» EXERCISE REQUIREMENTS: Go over the data and copy out each line with "glyph" in it.
##### DATASET RECORDS #####
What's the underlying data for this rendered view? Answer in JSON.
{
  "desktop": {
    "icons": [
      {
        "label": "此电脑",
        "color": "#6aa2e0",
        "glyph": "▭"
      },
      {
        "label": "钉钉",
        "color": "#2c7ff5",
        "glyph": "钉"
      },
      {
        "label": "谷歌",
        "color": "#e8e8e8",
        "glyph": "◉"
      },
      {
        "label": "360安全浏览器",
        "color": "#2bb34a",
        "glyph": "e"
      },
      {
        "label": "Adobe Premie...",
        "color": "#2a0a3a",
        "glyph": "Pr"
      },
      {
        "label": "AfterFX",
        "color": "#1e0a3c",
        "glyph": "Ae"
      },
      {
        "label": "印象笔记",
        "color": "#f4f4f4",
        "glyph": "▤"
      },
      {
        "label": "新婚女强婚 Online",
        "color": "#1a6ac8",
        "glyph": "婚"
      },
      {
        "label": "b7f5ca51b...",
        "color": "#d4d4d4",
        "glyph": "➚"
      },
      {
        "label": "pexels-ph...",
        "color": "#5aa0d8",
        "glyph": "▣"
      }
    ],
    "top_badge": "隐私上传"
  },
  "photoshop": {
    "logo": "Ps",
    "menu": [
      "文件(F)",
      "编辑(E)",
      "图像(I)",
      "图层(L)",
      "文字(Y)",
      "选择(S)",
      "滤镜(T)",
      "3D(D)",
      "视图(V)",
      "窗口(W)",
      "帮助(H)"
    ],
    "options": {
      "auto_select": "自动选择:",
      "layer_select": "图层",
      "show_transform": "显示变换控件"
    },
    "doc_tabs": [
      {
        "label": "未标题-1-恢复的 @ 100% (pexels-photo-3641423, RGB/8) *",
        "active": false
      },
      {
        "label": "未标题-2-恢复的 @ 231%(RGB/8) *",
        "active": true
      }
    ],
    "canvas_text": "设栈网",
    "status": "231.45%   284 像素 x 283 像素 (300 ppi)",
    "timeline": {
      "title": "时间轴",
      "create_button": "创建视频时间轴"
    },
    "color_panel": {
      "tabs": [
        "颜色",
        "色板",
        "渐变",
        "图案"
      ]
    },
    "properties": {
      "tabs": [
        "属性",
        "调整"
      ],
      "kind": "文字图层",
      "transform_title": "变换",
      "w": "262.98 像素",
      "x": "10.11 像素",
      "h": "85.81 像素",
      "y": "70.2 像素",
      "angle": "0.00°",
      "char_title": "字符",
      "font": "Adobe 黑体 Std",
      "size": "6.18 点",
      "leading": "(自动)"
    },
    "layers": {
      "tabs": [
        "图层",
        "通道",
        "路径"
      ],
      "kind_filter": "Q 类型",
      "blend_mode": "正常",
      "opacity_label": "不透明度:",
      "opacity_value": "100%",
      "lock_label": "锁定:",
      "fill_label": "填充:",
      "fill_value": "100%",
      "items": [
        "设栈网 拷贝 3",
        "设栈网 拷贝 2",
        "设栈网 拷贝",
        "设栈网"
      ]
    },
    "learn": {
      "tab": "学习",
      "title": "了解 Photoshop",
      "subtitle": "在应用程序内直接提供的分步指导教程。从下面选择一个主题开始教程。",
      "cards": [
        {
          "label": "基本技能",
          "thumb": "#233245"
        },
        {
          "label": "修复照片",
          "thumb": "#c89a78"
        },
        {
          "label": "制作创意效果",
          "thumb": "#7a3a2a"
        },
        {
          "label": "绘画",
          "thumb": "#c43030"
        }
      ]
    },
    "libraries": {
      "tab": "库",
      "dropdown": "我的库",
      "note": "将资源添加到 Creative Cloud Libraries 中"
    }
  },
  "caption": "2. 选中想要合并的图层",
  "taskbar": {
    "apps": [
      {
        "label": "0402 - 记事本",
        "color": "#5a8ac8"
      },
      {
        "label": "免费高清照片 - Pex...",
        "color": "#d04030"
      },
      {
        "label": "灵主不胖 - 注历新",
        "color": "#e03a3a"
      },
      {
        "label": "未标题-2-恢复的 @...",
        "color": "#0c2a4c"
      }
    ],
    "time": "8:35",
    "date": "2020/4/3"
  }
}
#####
» EXERCISE RESPONSE:
        "glyph": "▭"
        "glyph": "钉"
        "glyph": "◉"
        "glyph": "e"
        "glyph": "Pr"
        "glyph": "Ae"
        "glyph": "▤"
        "glyph": "婚"
        "glyph": "➚"
        "glyph": "▣"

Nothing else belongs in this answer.